This takes a bit of work and investment but can offer a great legacy piece and a heartfelt endorsement of your mission. Ask the person you are honoring to sit down with you and tell you about why they care about your mission. Let them talk for as long as they like, knowing your goal is to find a piece of the interview (between 60 seconds and 2.5 minutes) that highlights their involvement. Link that audio file to their name on a donor wall (longest lasting), on your website, to a video or another public forum. This will permit family members to listen and revisit their loved one’s voices and other stakeholders to have a window into the passion your organization ignites.
7. Organize a Meal
For donors passionate about the team of people that make your mission happen every day, invite them to a meal with a select group of staff, volunteers and/or clients. Food is an incredible way to learn about people and passions. If you happen to know their favorite meal, serve some of those foods family styles. I have yet to meet someone whose favorite meal does not have a story to it, usually one steeped in family and legacy. Use this opportunity to connect further to their history. Food also provides a relaxed atmosphere and “breaking bread” brings everyone together.
8. Involve the Next Generation

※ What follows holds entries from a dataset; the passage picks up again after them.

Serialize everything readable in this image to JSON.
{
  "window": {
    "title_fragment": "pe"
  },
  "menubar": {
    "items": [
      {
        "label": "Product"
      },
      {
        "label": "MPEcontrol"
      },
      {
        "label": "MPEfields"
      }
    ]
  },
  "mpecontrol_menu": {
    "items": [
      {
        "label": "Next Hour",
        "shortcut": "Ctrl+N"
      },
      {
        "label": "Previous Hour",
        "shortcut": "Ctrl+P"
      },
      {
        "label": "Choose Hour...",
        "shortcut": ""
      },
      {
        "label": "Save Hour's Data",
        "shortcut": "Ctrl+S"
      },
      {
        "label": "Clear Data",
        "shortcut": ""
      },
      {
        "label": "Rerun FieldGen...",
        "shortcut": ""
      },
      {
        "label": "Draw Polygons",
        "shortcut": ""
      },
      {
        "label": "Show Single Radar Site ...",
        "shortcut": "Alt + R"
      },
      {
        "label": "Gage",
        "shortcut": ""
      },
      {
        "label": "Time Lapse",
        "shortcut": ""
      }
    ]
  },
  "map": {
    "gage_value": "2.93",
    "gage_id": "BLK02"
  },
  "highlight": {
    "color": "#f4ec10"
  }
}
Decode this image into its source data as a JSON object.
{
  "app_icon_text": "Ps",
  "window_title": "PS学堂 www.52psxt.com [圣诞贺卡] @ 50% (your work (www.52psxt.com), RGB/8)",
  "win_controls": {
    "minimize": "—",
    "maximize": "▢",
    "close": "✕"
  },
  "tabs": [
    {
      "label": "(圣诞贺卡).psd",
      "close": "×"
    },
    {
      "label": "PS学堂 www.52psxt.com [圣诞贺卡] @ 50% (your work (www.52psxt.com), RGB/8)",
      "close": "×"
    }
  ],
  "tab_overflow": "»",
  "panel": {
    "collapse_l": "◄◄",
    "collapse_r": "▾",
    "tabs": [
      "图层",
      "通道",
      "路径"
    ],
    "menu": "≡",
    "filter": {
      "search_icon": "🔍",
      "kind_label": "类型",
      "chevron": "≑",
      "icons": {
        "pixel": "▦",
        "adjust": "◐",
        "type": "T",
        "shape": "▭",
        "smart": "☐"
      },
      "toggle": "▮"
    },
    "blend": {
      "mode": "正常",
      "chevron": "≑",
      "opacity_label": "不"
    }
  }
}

While supporters may not fully articulate it, many have a desire to give back as a way to illustrate gratitude and responsibility to the next generations of children and grandchildren. Providing intentional opportunities for families to volunteer together, kids to learn about what the organization does and why or just to observe programs in action encourages families to add your cause to their history. Some of my proudest moments have been when a parent called me to ‘gush’ about how their child’s essay, college application or conversation with friends featured our mission and the impact it had on their lives. I was once told, “Your organization taught my son empathy.” There was no question our mission will always have a place in that family’s heart and minds.
9. Create Legacy Focused Centerpieces
At any upcoming event, design the centerpieces as a way to honor individuals and their legacy. Perhaps they have been a dedicated volunteer for 30 years and you can include an item or photo that speaks to their particular style or service. Something as simple as choosing their favorite flowers in an etched vase can work well or it can be a complex reflection of their time at your organization through symbols and stories. If they welcome public recognition, include a write-up on the table of the individual’s life and legacy and/or provide a tribute during the event program. Most importantly, save a sample of centerpieces for the person you are honoring and close family and friends that attended to have as a keepsake.
10. Nominate for Awards Outside of your Organization
We regularly default to honoring someone by giving them an award we designate through our organization. This can be a great fit, especially if an annual award or event already exists. However, it can quickly become costly and even political to maintain over time. Just as meaningful, and often much more cost-effective, is nominating someone for an award outside your organization. Keep an eye out for city and state awards, rotary, volunteer organizations, awards featured on local media and even various for-profit business awards. Taking the time to nominate someone shows your care for them goes beyond your organization while highlighting their contributions to your cause. Be sure to save a copy of the nomination letter or form you submitted and send it on to them (preferably on nice paper, mailed with a handwritten note). Even if they are not selected, they will enjoy learning how you see them and they will be grateful for the recognition of their contributions.